The lamplighter who lit the early gas street lamps
The lamplighter’s job was to go round the streets of an evening to light the street lamps. This was in past times when they were lit by gas. In the mornings he had to go round again to put the lights out. This page explores details of his work, and is brought to life with contributions from people who were alive at the time and watched him at his work.
When I was a child in the early 1900s, the street lamps, being powered by gas, had to be lit by hand gas street lamps.
Every evening the lamplighter used to come along on his bicycle to light the street lamps, carrying his ladder over his shoulder. It was a wooden ladder which must have been very heavy, unlike the aluminium ones of later years. I often wonder now how long it took him to do his rounds and how large his rounds were.
How the lamplighter lit the streetlamps
As well as the ladder, the lamplighter carried a pole with an ignition lamp and hook at the top. He used the hook to pull open the lamp window, pull down one of the chains to open the gas supply and he used the lamp on the pole to light the gas.
There were horizontal bars near the tops of the street lamps for the lamplighter to lean his ladder against when he needed to go up to check inside the streetlamp. His ladder was pointed at the top to fit into the width of a bar.
Once one streetlight was lit, he moved on to the next one.
The lamplighter's pole
The lamplighter's pole was also known as his lighting stick.
The top end of the lamplighter’s pole had a rounded point to push open the panel and permit the chain/lever to be pulled to turn on the gas.
The lamplighter's ignition
Lamplighters generally used ignition lights or lighting sticks that were an open flame running on calcium carbide and mounted at the top of their poles. Calcium carbinde generates inflammable acetylene gas when water is added. The flame jet is almost impossible to blow out and was used for miner's lamps in mines.
I think that the reservoir of wet calcium carbide in the lamplighter's lamp was big enough to last the full shift. The flame looked about 3-4 cm high, but it could easily be adjusted by a valve knob.
The lamplighter carried the ignition light throughout his round. It did not go out until the end of his shift when he would unscrew the filling cap of the reservoir and pour the contents into a street drain.
My memory is that streetlamps were lit before dusk had fully fallen. As a kid I never saw the morning round to extinguish flames but obviously there would be no need for a flame from his pole, just the pole to push open the streetlamp and move the lever or pull the chain.

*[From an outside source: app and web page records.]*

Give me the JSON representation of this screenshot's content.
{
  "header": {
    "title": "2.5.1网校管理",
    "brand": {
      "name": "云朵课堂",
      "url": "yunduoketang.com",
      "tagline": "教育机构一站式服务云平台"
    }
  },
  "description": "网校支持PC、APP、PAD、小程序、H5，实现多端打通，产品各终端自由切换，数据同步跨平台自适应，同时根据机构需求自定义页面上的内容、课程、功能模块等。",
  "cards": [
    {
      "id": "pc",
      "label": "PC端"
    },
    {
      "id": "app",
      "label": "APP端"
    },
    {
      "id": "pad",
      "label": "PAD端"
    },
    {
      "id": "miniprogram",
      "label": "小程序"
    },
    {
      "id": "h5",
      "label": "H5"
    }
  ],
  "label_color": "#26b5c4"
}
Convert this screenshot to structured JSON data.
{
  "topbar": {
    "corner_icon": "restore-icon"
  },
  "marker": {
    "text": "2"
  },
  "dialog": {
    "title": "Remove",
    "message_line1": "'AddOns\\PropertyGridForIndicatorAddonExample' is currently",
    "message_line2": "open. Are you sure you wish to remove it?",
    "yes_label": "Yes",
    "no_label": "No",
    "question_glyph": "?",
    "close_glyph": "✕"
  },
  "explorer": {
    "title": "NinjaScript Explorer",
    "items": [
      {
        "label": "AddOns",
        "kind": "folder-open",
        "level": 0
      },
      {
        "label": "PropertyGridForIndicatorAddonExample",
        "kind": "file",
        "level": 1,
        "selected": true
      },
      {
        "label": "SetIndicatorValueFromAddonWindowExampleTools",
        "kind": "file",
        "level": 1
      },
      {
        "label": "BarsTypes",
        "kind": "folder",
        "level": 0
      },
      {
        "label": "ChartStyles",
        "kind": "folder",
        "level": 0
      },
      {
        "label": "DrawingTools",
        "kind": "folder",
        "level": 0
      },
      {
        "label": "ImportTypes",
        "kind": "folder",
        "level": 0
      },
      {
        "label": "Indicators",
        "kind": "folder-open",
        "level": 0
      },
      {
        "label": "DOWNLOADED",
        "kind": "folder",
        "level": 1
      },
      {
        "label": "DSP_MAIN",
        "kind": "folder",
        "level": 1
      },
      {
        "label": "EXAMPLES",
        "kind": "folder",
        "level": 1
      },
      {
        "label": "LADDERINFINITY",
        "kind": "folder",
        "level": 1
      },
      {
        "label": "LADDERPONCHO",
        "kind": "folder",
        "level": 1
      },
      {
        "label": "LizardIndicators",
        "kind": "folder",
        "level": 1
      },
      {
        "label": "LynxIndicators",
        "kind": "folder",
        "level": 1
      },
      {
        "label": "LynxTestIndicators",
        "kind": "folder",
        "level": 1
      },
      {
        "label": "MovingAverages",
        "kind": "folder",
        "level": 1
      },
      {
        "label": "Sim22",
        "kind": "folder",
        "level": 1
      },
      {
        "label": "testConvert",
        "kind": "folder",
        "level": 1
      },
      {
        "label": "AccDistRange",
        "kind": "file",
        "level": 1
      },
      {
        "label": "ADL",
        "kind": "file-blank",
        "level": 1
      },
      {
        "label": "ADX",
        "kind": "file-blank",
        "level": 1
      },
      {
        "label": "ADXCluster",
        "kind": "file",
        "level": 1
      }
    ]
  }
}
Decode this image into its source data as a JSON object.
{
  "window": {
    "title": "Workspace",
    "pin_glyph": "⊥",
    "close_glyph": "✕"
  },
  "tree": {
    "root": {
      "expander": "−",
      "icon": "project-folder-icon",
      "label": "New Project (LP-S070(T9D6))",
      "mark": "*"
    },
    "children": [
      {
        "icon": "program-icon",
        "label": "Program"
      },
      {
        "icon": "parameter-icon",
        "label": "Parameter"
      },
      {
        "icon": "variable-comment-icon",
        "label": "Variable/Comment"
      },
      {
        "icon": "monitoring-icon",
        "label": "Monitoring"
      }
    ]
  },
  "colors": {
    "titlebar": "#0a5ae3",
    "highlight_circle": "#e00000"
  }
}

I’m guessing that this would be done after dawn had come enough to see around.
The lamplighter's ladder
Use of the ladder
My memory says that the lamplighter only needed the ladder occasionally when the streetlight didn't light at the first bidding - possibly because it needed a replacement mantle. If it worked fine, he did everything from pavement level usng his pole; if it didn't light, he needed the ladder for closer inspection or maintenance.
Description of the ladder
My memory from the 1940s is that the ladder was wooden and tapered to a point at the top, probably better to fit against the bars of the lamppost and to cut down weight. The lamplighter carried his ladder on his shoulder as he walked between the street lamps.
At home my family had a strange shaped ladder which tapered to a point. Now, reading this page, I know the explanation: In the 1940s and early 1950s my father was a lamplighter in West Hartlepool (just Hartlepool nowadays). When the lamps went over to electricity later in the 1950s, the ladder was probably surplus to requirements and was given away.
Similar pointed ladders used to be common in orchards because the pointed tops could more easily poke through the branches of the trees.
The lamplighter's bicycle
Every evening just before it got dark, a lamplighter on a bicycle came to turn on our streetlamps. He arrived with one hand holding a wooden pole and ladder over his shoulder, the other hand steering the bicycle. He would stop at each lamppost and reach up with his pole to turn on the gas. He would insert the pole into the vent at the bottom of the glass case and push a lever into the 'on' position. (Some lamps had a chain instead of a lever and a pilot light.)
In the morning the whole process had to be repeated to turn the light off. Very labour intensive.
Looking at images of lamplighters it is obvious that gas streetlights came in many shapes and sizes.
There were many different styles of street lamps, some with a bottom opening access panel which closed by gravity, some needing one of the big side panels to be swung open.
It follows that the poles and ladders also varied according to the heights and types of access to the interior. Where I lived, and probably widely elsewhere, the streetlights were just high enough to prevent easy access from the public while providing enough light to spread at halfway or so to the next streetlight. This allowed a more easily carried short ladder and pole to be used, making the work easier for the lamplighter and so improving his productivity.
I'm not sure whether burst gas mantles were exchanged by the lamplighter 'on the fly' or were noted for later daylight replacement.
Poem about the lamplighter, Leerie
This poem is a child's view of a lamplighter who he called Leerie which I understand was a common name for a lamplighter, particularly in Scotland. It was brought to my attention by Marilyn Davis.
Robert Louis Stevenson
'The Lamplighter' in
A Child's Garden of Verses
The end of lamplighters
Lamplighters ceased to be features on the streets when clockwork timers were installed. These lit the lamps and turned them off automatically.